I would also advise that you buy a little translation book. Keep this on hand and it might help get you out of a sticky situation.
Finally, if you are ready to dive a little deeper, Babbel is my favorite website to learn a new language
20. TACKLE LAST-MINUTE LOGISTICS
You are not quite done yet, there are still a few things that need taking care of.
A few weeks before your departure date think about getting your money exchanged, hiring a house-sitter, or even a pet-sitter (if you need one). I generally ask a friend or a colleague to pop into our flat and check on the fish, when we are gone for longer than a week.
You should also call your credit card company to let them know that you are going to be traveling abroad. You wouldn’t want them to block your card whilst you are in a different country. Whilst you are at it, you could also ask them if you are going to be charged a fee for using your card overseas. It is also a good idea to research the location and availability of ATMs in your destination. In Japan, for instance, only ATMs in 9/11 take European cards and Japanese society is still very reliant on cash.

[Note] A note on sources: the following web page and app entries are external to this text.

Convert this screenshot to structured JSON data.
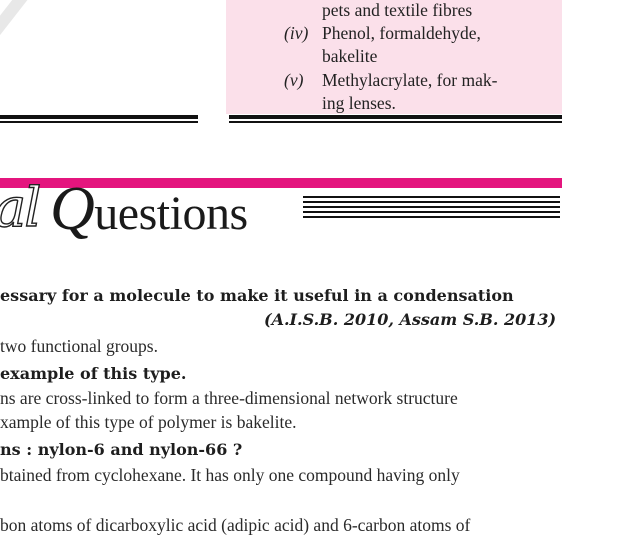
{
  "list": [
    {
      "num": "",
      "line1": "pets and textile fibres",
      "line2": ""
    },
    {
      "num": "(iv)",
      "line1": "Phenol, formaldehyde,",
      "line2": "bakelite"
    },
    {
      "num": "(v)",
      "line1": "Methylacrylate, for mak-",
      "line2": "ing lenses."
    }
  ],
  "banner": {
    "script_text": "al",
    "title_first": "Q",
    "title_rest": "uestions"
  },
  "content": {
    "q1_line1": "essary for a molecule to make it useful in a condensation",
    "q1_citation": "(A.I.S.B. 2010, Assam S.B. 2013)",
    "a1": "two functional groups.",
    "q2": "example of this type.",
    "a2_line1": "ns are cross-linked to form a three-dimensional network structure",
    "a2_line2": "xample of this type of polymer is bakelite.",
    "q3": "ns : nylon-6 and nylon-66 ?",
    "a3_line1": "btained from cyclohexane. It has only one compound having only",
    "a4_line1": "bon atoms of dicarboxylic acid (adipic acid) and 6-carbon atoms of"
  },
  "colors": {
    "pink_box": "#fbe0ea",
    "magenta_bar": "#e4157e",
    "rules": "#111111"
  }
}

21. ENJOY THE TRIP AND REMAIN FLEXIBLE
Being organized is great, it will reduce your stress levels and will allow you to fully enjoy the destination. As the old saying goes, failing to plan is planning to fail.
However, avoid planning everything down to the last detail. A little bit of flexibility adds spice to any itinerary. Sometimes our most memorable experiences are those that were utterly unplanned.

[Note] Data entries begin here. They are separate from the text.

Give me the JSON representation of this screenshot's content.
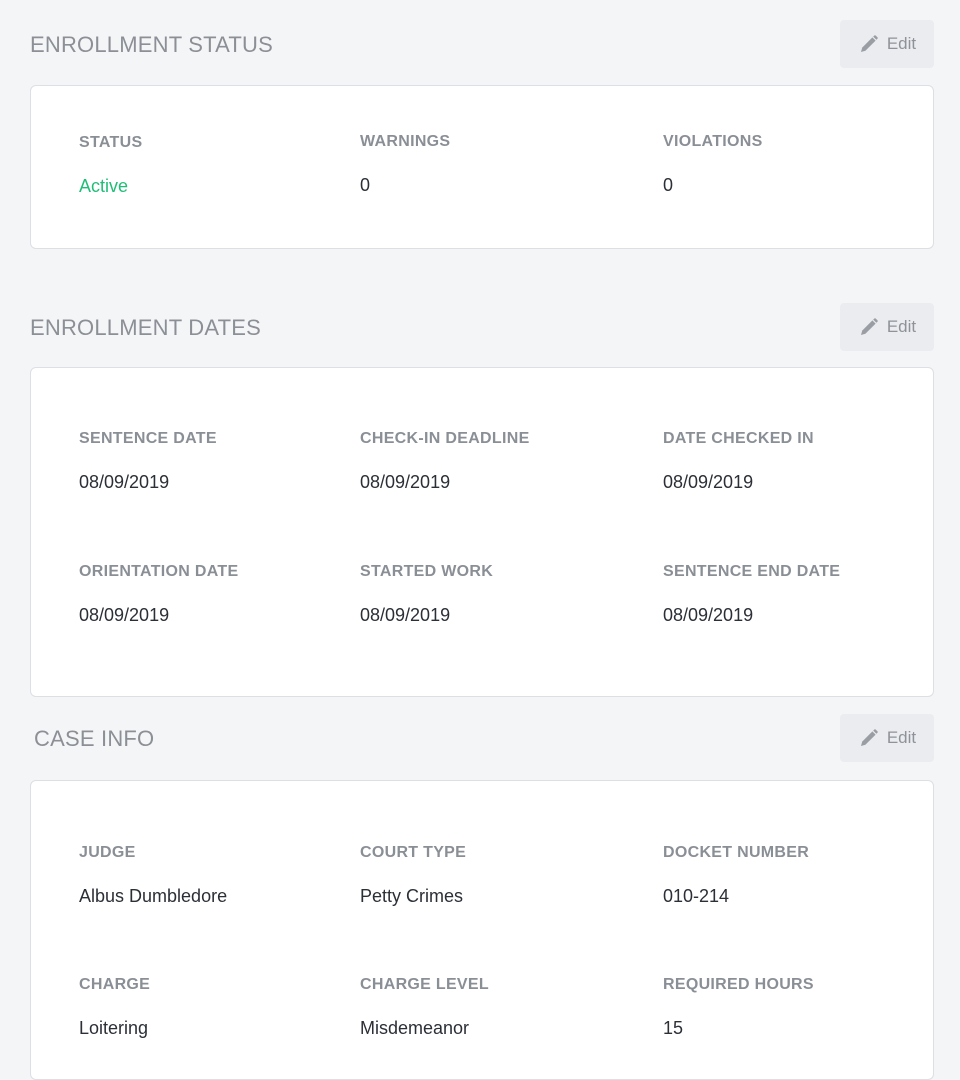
{
  "enrollment_status": {
    "title": "ENROLLMENT STATUS",
    "edit_label": "Edit",
    "fields": [
      {
        "label": "STATUS",
        "value": "Active"
      },
      {
        "label": "WARNINGS",
        "value": "0"
      },
      {
        "label": "VIOLATIONS",
        "value": "0"
      }
    ]
  },
  "enrollment_dates": {
    "title": "ENROLLMENT DATES",
    "edit_label": "Edit",
    "fields": [
      {
        "label": "SENTENCE DATE",
        "value": "08/09/2019"
      },
      {
        "label": "CHECK-IN DEADLINE",
        "value": "08/09/2019"
      },
      {
        "label": "DATE CHECKED IN",
        "value": "08/09/2019"
      },
      {
        "label": "ORIENTATION DATE",
        "value": "08/09/2019"
      },
      {
        "label": "STARTED WORK",
        "value": "08/09/2019"
      },
      {
        "label": "SENTENCE END DATE",
        "value": "08/09/2019"
      }
    ]
  },
  "case_info": {
    "title": "CASE INFO",
    "edit_label": "Edit",
    "fields": [
      {
        "label": "JUDGE",
        "value": "Albus Dumbledore"
      },
      {
        "label": "COURT TYPE",
        "value": "Petty Crimes"
      },
      {
        "label": "DOCKET NUMBER",
        "value": "010-214"
      },
      {
        "label": "CHARGE",
        "value": "Loitering"
      },
      {
        "label": "CHARGE LEVEL",
        "value": "Misdemeanor"
      },
      {
        "label": "REQUIRED HOURS",
        "value": "15"
      }
    ]
  },
  "icons": {
    "edit": "pencil-icon"
  },
  "colors": {
    "status_active": "#1fbe77",
    "label": "#8a8f96",
    "section_title": "#8c9096"
  }
}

Trust me, I am a control freak. And I know that it can be difficult to let go. But remember your itinerary is not a binding contract. It is a rough draft, an outline of your holiday. Things will go wrong. Restaurants and attractions might be unexpectedly closed. You might miss your bus and your flight could be delayed. Your partner might get sick. Don’t let this stress you out, instead be prepared for a bit of spontaneity.
It is always a good idea to leave a little room in your itinerary for exploration. It is likely that you will hear about an attraction you didn’t know about, whilst you are on holiday. You might even find yourself wanting to stay a little longer in a certain place. Get off the beaten track, explore the side streets and eat what the locals do. This is the best way to transform yourself from a tourist into a traveler. After all, isn’t experiencing something new what travel is all about